OneStat.com reported yesterday that Windows XP is responsible for almost 87 percent of all Web usage, while all Windows versions combined account for 97 percent of Web usage. These days that’s a fair measure of an operating system’s market share.
The second most popular OS on the Web is Windows 2000, at more than six percent. […] continuedRead more
Dell has announced a recall of 4.1 million notebook batteries because of a production flaw that can result in sudden fires. Six Dell notebooks have exploded or burst into flames, and I’ve seen reports claiming there are hundreds more. The defective batteries were supplied by Sony, which is paying for the recall. […] continuedRead more
When you type a name into the TO: field in a new e-mail message, Outlook looks it up and completes it automatically, if possible.
It doesn’t look where you think.
The list that drops down immediately is NOT from your Contacts folder. That first dropdown list is Outlook’s memory of names from prior messages, stored in a “nickname cache.” The most recent ones are at the top. […] continuedRead more
Are you reading blogs? Are you contributing to one? Time to get busy, according to this report on the state of the blogosphere. Technorati is currently tracking 50 million weblogs. Since it began tracking three years ago, the number of weblogs has doubled every six months, and as of today the growth shows no signs of slowing down. […] continuedRead more

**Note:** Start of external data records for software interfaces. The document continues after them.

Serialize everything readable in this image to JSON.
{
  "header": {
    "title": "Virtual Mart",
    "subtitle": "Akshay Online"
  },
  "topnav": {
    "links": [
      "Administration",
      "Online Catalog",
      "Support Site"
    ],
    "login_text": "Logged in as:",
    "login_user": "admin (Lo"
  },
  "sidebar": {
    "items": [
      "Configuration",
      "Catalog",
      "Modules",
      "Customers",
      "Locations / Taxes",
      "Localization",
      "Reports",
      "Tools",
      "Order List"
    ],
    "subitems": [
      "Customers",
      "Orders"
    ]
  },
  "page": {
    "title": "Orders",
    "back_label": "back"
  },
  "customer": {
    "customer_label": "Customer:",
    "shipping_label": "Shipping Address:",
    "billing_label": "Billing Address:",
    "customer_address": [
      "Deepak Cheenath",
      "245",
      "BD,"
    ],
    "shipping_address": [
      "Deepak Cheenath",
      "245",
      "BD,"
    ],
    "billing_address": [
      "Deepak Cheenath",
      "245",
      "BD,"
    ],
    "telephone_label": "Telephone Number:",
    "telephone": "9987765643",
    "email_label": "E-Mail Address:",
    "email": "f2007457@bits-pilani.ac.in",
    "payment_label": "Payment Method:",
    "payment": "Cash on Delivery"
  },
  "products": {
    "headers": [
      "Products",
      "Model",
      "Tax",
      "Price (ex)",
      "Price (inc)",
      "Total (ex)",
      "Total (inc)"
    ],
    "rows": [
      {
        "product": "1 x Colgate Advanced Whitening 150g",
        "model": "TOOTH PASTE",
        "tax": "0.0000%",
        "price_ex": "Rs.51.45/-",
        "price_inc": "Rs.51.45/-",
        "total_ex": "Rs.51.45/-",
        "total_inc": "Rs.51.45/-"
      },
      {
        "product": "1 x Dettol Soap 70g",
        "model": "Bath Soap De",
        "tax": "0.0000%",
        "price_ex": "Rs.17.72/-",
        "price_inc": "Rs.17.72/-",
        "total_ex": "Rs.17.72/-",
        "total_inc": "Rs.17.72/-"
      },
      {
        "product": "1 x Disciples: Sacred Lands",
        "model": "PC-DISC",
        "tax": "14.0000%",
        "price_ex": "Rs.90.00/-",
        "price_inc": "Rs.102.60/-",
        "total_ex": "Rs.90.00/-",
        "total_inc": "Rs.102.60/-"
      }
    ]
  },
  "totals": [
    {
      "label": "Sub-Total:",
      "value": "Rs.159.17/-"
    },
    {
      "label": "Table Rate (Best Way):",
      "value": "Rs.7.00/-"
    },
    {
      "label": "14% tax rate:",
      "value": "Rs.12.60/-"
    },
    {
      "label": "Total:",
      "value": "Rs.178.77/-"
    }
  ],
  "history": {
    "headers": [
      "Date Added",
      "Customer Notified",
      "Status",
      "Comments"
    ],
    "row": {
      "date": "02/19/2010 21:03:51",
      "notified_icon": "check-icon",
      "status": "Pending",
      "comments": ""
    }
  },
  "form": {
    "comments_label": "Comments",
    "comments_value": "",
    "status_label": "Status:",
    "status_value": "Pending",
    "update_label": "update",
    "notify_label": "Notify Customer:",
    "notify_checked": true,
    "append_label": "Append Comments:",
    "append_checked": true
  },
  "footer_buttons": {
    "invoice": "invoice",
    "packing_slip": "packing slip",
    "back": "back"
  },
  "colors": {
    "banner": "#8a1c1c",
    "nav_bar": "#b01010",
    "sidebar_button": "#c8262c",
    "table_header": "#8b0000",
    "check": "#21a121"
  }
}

Cory Doctorow, one of the chief contributors to popular web site BoingBoing.net, has written a compelling article about digital rights management for Information Week. It’s a nice overview of the effects of DRM on consumers. There’s a compelling argument that DRM is bad business – bad for the music and video industries, bad for consumers. […] continuedRead more